Potato Cyst Nematode

Cysts on potato root
Cysts on a potato root.

Species of Globodera have several pathogenic types and occur over much of the world. They have been identified in at least 58 countries. The potato cyst nematode of major concern in North America is G. rostochiensis or the golden cyst nematode which is characterized by gold-colored females. It is under strict quarantine regulations in North America. A related species, identified in 2006 in a field in Idaho, is G. pallida or the pale cyst nematode. Females of this species are characterized as being white or creamy colored.

Life Cycle:

Eggs of G. rostochiensis hatch due to a stimulant released by potato roots into the soil. At first, juveniles develop within the female. The female gradually turns from white to creamy yellow to gold, and upon death a dark brown cyst forms. From the cyst, juveniles emerge and enter the root system in which they feed. After cycling through three to four juvenile stages, the male leaves the root with a wormlike appearance. Females are spherical; they grow and rupture through the root, protruding their bodies outwardly. Males mate with the protruding female. The time from eggs to adults is between 38 and 48 days depending on temperature and there is one generation per season. Population increase between generations is 12 to 35 fold.

Symptoms and Damage:
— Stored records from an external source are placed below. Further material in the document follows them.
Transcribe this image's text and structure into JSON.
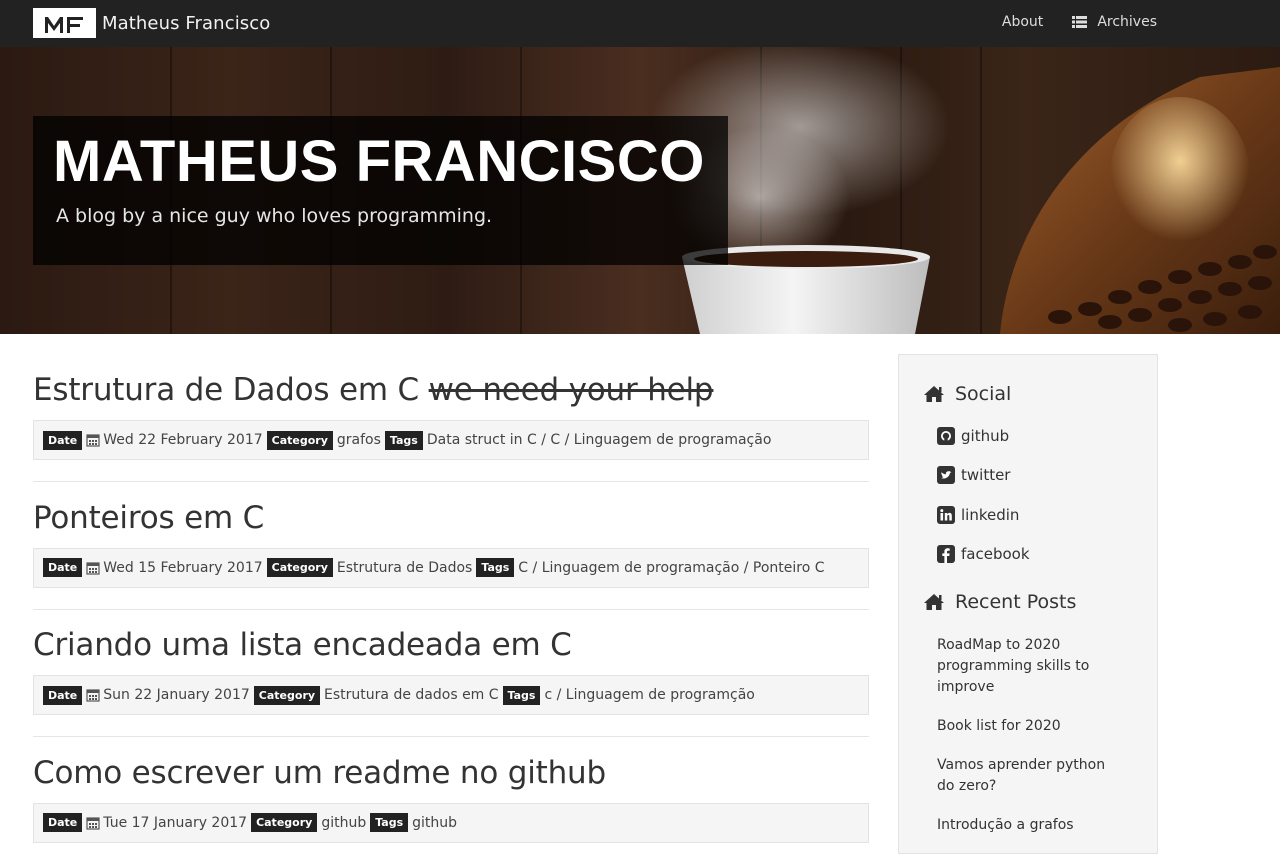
{
  "navbar": {
    "brand_logo_text": "MF",
    "brand_name": "Matheus Francisco",
    "links": [
      {
        "label": "About",
        "icon": ""
      },
      {
        "label": "Archives",
        "icon": "list-icon"
      }
    ]
  },
  "hero": {
    "title": "MATHEUS FRANCISCO",
    "subtitle": "A blog by a nice guy who loves programming."
  },
  "posts": [
    {
      "title": "Estrutura de Dados em C",
      "title_strike": "we need your help",
      "date_label": "Date",
      "date": "Wed 22 February 2017",
      "category_label": "Category",
      "category": "grafos",
      "tags_label": "Tags",
      "tags": "Data struct in C / C / Linguagem de programação"
    },
    {
      "title": "Ponteiros em C",
      "title_strike": "",
      "date_label": "Date",
      "date": "Wed 15 February 2017",
      "category_label": "Category",
      "category": "Estrutura de Dados",
      "tags_label": "Tags",
      "tags": "C / Linguagem de programação / Ponteiro C"
    },
    {
      "title": "Criando uma lista encadeada em C",
      "title_strike": "",
      "date_label": "Date",
      "date": "Sun 22 January 2017",
      "category_label": "Category",
      "category": "Estrutura de dados em C",
      "tags_label": "Tags",
      "tags": "c / Linguagem de programção"
    },
    {
      "title": "Como escrever um readme no github",
      "title_strike": "",
      "date_label": "Date",
      "date": "Tue 17 January 2017",
      "category_label": "Category",
      "category": "github",
      "tags_label": "Tags",
      "tags": "github"
    }
  ],
  "sidebar": {
    "social_heading": "Social",
    "social": [
      {
        "label": "github",
        "icon": "github-icon"
      },
      {
        "label": "twitter",
        "icon": "twitter-icon"
      },
      {
        "label": "linkedin",
        "icon": "linkedin-icon"
      },
      {
        "label": "facebook",
        "icon": "facebook-icon"
      }
    ],
    "recent_heading": "Recent Posts",
    "recent": [
      "RoadMap to 2020 programming skills to improve",
      "Book list for 2020",
      "Vamos aprender python do zero?",
      "Introdução a grafos"
    ]
  },
  "colors": {
    "navbar_bg": "#222222",
    "label_bg": "#222222",
    "meta_bg": "#f5f5f5",
    "hero_overlay": "rgba(0,0,0,0.75)"
  }
}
Vine symptoms due to infection are similar to that of plant under water stress. There is chlorosis, then wilt and finally early death. Potato roots have small cysts that are dark brown and encapsulate 200 to 500 eggs. Cysts are the bodies of dead females that retain viable eggs. The cysts can persist in the soil for 20 years. Heavy infestations can result in total crop loss of potato. G. rostochiensis has been reported to cause synergistic losses with Rhizoctonia solani and Verticillium dahliae.
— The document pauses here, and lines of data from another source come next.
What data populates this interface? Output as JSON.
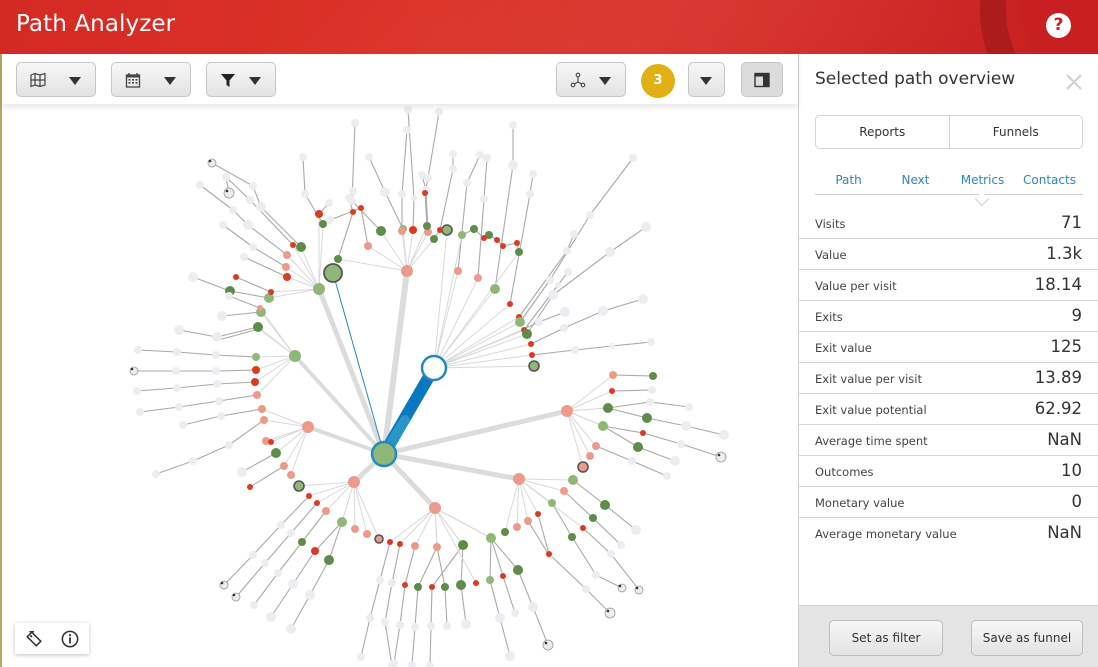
{
  "header": {
    "title": "Path Analyzer",
    "help_label": "?"
  },
  "toolbar": {
    "buttons": [
      {
        "icon": "map-icon"
      },
      {
        "icon": "calendar-icon"
      },
      {
        "icon": "filter-icon"
      },
      {
        "icon": "graph-layout-icon"
      }
    ],
    "badge_count": "3",
    "layout_icon": "panel-layout-icon"
  },
  "colors": {
    "accent": "#2589c0",
    "path_blue": "#0a77c0",
    "header_red": "#d42a24",
    "badge": "#e0b015",
    "node_light_green": "#8fb878",
    "node_dark_green": "#5e8c4a",
    "node_pink": "#ec9b8a",
    "node_red": "#dd3a22",
    "node_grey": "#ececf2"
  },
  "panel": {
    "title": "Selected path overview",
    "segments": [
      "Reports",
      "Funnels"
    ],
    "tabs": [
      "Path",
      "Next",
      "Metrics",
      "Contacts"
    ],
    "active_tab": "Metrics",
    "metrics": [
      {
        "label": "Visits",
        "value": "71"
      },
      {
        "label": "Value",
        "value": "1.3k"
      },
      {
        "label": "Value per visit",
        "value": "18.14"
      },
      {
        "label": "Exits",
        "value": "9"
      },
      {
        "label": "Exit value",
        "value": "125"
      },
      {
        "label": "Exit value per visit",
        "value": "13.89"
      },
      {
        "label": "Exit value potential",
        "value": "62.92"
      },
      {
        "label": "Average time spent",
        "value": "NaN"
      },
      {
        "label": "Outcomes",
        "value": "10"
      },
      {
        "label": "Monetary value",
        "value": "0"
      },
      {
        "label": "Average monetary value",
        "value": "NaN"
      }
    ],
    "footer": {
      "set_filter": "Set as filter",
      "save_funnel": "Save as funnel"
    }
  },
  "bottom_tools": [
    {
      "icon": "tags-icon"
    },
    {
      "icon": "info-icon"
    }
  ],
  "graph": {
    "root": {
      "kind": "light_green",
      "selected": true
    },
    "selected_path": [
      "root",
      "hub-ne"
    ],
    "hubs": [
      {
        "id": "hub-ne",
        "kind": "open",
        "angle": -62,
        "dist": 2.9
      },
      {
        "id": "hub-nw-big",
        "kind": "light_green_ring",
        "angle": -107,
        "dist": 4.1,
        "leaf": true
      },
      {
        "id": "hub-n",
        "kind": "pink",
        "angle": -79,
        "dist": 4.1
      },
      {
        "id": "hub-nw",
        "kind": "light_green",
        "angle": -120,
        "dist": 4.0
      },
      {
        "id": "hub-w",
        "kind": "light_green",
        "angle": -152,
        "dist": 2.4
      },
      {
        "id": "hub-w2",
        "kind": "pink",
        "angle": -171,
        "dist": 1.8
      },
      {
        "id": "hub-sw",
        "kind": "pink",
        "angle": 133,
        "dist": 1.1
      },
      {
        "id": "hub-s",
        "kind": "pink",
        "angle": 60,
        "dist": 1.5
      },
      {
        "id": "hub-se",
        "kind": "pink",
        "angle": 10,
        "dist": 3.1
      },
      {
        "id": "hub-e",
        "kind": "pink",
        "angle": -21,
        "dist": 4.2
      }
    ]
  }
}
The primary method of managing the golden cyst nematode is through strict quarantine regulations. This nematode has been under these regulations on Long Island, NY, and recently the nematode has been identified in Quebec and Alberta, Canada. G. rostochiensis spreads readily through the transport of infected soil on seed tubers, equipment and containers. Planting infected seed tubers will spread the nematode into the soil. Once the nematode is established in the soil, it is nearly impossible to eradicate. Some varietal resistance is known due to a gene bred into a few commercial varieties but is effective only against some pathogenic types of G. rostochiensis and G. pallida. The host range of the golden nematode is limited to tomato, eggplant and a few Solanaceous weeds. Crop rotation is effective and the rotation interval depends on the degree of infestation. Fumigation has been used for quick and drastic reduction in populations. Currently in the U.S.A. there is no non-fumigant nematicide available. Biological controls have not shown much success. Management practices for controlling an infected field requires an integrated approach using various methods over many years. The best approach is not to plant any seed tubers from an infected field or move any equipment off infected fields or storage onto a clean field or into clean storage. Observe quarantine procedures.

Female pale cyst nematode (G. pallida)

Female pale cyst nematode (G. pallida)


Male pale cyst nematode (G. pallida)

Male pale cyst nematode (G. pallida)


Nematodes in Potato: